On my side, I went a number of times to SLAC. I worked several months there when I participated in the SPEAR commissioning and again later, when I participated in the SLC commissioning. I saw Dick regularly during these long stays. The more so since Dick was very keen to help French visitors of SLAC feel comfortable at Stanford. So, while I never worked directly with him, I interacted with him on many occasions. I always felt very fortunate for having a friendly relationship with Dick which soon developed into a friendly relationship between Rita and Dick on the one hand and my wife Yvette and myself on the other. The fact that Yvette is American certainly contributed to making such ties. This friendly relationship culminated in 2006 when Yvette and I spent several days in their home in Blairmore, Canada.

As anyone who ran across him knows, Dick's personality was a strong one behind which was a great gentleness and generosity. He could state his convictions in an abrupt manner, but he was also open to different opinions if they were well backed up. I remember him telling me a number of times: "Think Big", and that was what he did. He was a concerned person, worrying about political issues on national and world scales, and a concerned physicist who kept thinking about the future of our respective labs in particular.

Dick's charisma impressed all of us at LAL. As I mentioned above, Dick always gave a special attention to the French physicists he was in contact with, the young ones in particular, and I know that, conversely, these French researchers are very grateful to him for what he did for them and for his advice. Quite naturally, Jean Perez Y Jorba, then Director of our Laboratory, proposed that the Docteur Honoris Causa of the University of Paris-Sud distinction (Paris-Sud University is the second largest scientific university in France) be conferred to Richard Taylor. The ceremony took place in 1980.

Dick and Pierre Lehmann were good friends (Pierre Lehmann was a leading high energy physicist in France ; for a long period of time, he was the Director of IN2P3, the French Institution in charge of managing all of the French academic labs in nuclear and in particle physics). When P. Lehmann passed away in 1992, I was very thankful to Dick when he accepted to contribute a video as a tribute to Pierre.

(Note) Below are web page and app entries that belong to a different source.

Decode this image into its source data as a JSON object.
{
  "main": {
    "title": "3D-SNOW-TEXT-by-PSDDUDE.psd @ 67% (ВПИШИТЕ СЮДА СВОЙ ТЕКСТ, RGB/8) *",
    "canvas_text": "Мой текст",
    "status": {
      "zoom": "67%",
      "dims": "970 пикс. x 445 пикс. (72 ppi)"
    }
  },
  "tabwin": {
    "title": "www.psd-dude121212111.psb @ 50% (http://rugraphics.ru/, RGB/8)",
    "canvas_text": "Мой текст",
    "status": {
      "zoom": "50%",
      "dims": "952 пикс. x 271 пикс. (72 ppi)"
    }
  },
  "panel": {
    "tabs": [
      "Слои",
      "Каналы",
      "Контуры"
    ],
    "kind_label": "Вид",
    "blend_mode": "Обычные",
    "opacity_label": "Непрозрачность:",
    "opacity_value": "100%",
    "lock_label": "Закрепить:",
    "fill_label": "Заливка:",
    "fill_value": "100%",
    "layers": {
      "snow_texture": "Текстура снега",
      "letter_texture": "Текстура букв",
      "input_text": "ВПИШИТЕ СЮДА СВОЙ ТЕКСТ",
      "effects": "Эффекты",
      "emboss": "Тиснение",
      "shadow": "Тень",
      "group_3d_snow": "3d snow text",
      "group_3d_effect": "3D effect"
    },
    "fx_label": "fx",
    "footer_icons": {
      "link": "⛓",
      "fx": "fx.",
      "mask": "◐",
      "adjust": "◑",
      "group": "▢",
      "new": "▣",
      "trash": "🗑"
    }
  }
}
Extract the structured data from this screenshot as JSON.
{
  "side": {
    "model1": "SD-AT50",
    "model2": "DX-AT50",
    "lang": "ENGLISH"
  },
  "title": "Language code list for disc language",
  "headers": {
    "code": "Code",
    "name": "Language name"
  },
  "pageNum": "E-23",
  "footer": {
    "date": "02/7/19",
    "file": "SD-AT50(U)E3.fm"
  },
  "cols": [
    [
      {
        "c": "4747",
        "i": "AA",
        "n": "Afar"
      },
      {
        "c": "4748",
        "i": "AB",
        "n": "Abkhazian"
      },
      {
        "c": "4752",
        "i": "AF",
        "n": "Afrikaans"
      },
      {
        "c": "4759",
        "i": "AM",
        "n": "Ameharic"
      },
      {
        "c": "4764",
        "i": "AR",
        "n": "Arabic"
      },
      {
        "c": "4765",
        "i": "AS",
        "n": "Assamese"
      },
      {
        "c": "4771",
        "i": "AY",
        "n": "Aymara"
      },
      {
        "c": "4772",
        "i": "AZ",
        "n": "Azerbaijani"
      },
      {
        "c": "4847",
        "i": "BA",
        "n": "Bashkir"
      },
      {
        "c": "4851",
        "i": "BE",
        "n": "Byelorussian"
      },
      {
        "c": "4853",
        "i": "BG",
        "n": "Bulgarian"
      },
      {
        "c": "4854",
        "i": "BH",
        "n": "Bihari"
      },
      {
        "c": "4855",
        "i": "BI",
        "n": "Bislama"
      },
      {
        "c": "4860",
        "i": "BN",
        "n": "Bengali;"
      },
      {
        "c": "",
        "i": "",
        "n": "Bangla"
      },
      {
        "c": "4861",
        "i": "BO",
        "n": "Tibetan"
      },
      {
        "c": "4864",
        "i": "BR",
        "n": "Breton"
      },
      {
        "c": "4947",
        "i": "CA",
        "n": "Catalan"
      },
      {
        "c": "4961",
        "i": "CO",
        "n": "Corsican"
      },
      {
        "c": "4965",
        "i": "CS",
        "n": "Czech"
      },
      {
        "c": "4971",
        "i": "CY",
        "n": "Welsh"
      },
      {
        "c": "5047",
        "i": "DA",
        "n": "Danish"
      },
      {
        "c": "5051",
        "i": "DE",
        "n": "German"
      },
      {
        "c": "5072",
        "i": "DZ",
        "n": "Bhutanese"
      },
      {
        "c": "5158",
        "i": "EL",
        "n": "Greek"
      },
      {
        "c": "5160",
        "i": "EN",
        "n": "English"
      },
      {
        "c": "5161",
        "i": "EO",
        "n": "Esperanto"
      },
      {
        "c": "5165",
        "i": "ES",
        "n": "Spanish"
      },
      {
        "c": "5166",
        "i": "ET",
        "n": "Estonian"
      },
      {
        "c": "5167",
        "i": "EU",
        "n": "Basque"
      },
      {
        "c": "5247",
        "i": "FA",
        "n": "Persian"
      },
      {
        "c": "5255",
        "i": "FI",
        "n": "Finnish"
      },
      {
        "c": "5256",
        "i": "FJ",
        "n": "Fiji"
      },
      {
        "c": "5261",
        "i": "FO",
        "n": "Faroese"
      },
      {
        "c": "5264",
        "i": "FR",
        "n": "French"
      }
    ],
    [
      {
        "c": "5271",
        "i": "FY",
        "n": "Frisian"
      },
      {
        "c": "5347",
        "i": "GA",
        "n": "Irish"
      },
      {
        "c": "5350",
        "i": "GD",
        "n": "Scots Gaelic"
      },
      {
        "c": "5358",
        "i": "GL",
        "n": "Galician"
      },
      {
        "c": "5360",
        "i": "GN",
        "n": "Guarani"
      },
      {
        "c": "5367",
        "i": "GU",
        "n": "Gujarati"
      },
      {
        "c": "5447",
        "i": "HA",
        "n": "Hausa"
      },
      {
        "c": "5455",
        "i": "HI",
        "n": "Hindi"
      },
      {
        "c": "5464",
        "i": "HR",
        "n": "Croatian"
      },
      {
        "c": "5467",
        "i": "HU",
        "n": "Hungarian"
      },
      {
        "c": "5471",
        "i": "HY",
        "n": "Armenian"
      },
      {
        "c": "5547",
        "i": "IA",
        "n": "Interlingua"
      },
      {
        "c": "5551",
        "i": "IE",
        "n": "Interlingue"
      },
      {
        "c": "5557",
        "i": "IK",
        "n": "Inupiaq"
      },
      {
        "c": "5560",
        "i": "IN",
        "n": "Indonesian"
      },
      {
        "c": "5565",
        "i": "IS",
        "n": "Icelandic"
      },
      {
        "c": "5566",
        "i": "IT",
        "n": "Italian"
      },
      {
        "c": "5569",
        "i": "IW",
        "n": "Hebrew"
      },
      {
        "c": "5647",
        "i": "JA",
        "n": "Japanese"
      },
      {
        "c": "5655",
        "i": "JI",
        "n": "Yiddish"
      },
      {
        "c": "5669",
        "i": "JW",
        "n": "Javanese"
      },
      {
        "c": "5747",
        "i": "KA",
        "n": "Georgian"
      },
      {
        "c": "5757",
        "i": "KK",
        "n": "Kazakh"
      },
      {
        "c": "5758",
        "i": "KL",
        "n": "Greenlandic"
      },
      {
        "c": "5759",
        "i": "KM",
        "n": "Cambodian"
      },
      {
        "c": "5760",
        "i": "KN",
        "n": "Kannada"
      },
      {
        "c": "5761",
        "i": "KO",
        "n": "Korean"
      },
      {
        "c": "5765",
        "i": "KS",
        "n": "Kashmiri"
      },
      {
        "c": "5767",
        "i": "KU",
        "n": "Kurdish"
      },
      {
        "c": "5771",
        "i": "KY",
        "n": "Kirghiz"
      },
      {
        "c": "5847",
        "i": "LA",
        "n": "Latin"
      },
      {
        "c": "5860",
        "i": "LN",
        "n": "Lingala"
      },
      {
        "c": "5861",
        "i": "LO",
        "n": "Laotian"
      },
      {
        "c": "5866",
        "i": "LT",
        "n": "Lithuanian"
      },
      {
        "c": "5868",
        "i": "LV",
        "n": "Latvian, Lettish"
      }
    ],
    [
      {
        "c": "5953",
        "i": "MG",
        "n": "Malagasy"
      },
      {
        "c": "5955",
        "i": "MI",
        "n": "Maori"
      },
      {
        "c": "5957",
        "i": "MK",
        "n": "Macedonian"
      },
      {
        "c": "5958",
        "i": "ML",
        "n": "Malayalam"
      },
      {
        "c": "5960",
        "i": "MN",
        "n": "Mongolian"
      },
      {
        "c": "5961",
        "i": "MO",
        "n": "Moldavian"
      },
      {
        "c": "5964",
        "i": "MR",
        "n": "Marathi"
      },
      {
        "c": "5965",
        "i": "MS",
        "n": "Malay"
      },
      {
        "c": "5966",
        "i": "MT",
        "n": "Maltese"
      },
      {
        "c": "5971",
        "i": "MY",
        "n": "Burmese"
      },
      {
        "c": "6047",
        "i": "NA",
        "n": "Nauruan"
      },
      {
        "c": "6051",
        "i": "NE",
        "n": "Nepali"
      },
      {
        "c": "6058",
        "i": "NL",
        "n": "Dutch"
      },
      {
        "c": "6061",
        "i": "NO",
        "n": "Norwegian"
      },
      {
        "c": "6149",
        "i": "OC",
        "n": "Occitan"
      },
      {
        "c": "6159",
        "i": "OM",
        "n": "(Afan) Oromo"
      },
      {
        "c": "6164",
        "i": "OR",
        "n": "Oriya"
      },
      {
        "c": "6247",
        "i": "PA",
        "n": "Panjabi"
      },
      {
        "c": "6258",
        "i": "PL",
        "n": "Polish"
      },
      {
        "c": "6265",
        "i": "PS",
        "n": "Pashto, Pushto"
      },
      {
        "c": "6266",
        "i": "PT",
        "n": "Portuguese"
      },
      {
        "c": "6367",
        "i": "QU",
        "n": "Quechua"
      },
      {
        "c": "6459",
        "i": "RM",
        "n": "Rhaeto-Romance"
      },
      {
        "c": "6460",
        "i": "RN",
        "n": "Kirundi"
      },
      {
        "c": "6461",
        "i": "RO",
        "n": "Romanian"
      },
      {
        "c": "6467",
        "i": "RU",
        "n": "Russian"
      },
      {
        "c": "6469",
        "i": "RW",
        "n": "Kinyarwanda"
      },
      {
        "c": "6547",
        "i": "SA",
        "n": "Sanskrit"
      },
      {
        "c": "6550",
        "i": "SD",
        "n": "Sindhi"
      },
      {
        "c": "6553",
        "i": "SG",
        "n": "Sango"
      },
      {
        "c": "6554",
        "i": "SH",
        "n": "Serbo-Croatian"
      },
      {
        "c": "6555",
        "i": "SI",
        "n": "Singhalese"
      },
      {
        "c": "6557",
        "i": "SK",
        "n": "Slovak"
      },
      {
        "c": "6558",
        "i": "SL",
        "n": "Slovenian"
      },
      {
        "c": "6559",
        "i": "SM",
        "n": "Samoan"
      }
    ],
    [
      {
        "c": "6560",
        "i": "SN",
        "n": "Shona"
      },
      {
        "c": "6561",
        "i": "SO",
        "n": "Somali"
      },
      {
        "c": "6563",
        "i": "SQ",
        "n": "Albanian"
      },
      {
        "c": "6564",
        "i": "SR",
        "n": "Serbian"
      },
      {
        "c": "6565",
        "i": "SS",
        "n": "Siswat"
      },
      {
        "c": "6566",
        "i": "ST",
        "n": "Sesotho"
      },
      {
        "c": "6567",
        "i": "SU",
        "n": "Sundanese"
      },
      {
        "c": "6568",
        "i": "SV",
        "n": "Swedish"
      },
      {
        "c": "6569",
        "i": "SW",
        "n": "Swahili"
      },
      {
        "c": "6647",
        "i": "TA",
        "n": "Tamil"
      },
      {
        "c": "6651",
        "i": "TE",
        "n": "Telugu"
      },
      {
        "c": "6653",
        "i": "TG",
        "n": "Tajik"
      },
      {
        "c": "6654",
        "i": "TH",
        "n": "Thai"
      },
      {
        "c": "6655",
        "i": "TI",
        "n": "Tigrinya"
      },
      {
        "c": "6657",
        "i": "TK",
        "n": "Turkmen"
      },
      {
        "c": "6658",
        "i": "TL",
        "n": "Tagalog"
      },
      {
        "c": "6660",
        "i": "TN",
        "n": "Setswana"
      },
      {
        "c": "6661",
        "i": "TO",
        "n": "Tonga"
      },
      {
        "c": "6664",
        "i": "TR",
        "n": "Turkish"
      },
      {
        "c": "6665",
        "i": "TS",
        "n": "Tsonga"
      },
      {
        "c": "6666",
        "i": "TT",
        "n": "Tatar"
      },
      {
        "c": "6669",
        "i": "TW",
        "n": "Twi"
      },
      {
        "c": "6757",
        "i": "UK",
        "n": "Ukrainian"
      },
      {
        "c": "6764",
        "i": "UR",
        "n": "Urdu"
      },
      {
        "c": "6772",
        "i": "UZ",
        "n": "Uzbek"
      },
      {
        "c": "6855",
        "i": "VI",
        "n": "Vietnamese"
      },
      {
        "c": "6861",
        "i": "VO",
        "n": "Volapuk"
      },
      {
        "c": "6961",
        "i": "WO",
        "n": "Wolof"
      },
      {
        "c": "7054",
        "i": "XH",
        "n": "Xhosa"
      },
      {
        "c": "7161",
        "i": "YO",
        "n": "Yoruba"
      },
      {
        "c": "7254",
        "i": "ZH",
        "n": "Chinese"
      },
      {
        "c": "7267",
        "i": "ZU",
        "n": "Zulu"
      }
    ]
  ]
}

His testimony was highly appreciated by the many people who knew Pierre Lehmann.

I often benefitted from Dick's advice. Especially in 1995, when I was in charge of 'DAPNIA', a Department of the Commissariat à l'Énergie Atomique (CEA) at Saclay, staffed with about 900 people doing research in astrophysics, nuclear physics and particle physics. Robert Aymar who was then head of the "Direction des sciences de la matière" of CEA, a future Directeur Général of CERN, asked Dick to chair a Committee comprising a number of high level foreign scientists to evaluate DAPNIA's organization, its scientific production and its scientific policy. The Committee members spent three days at Saclay investigating all aspects of the Department's functioning. Then Dick had to urge the very busy committee members to send him their contributions which he then synthesized into a ten page report that provided Robert Aymar and myself a detailed, in depth, well balanced evaluation of DAPNIA's operations and scientific propects. I used this report as a precious guideline for the last part of my DAPNIA management mandate. I still have it in my computer.

Quite unfortunately, I could not see Rita and Dick again when I went to San Francisco in 2015. I was the one sick then and had to shorten my stay. I feel terribly sad today for having missed this last opportunity to spend some time with him.

Dick Taylor color portrait    Dick Taylor partial profile with wineglass   Dick Taylor on site at LAL Orsay   Dick Taylor gesturing in discussion
(Photo credits: LAL Orsay)

Jacques Haïssinski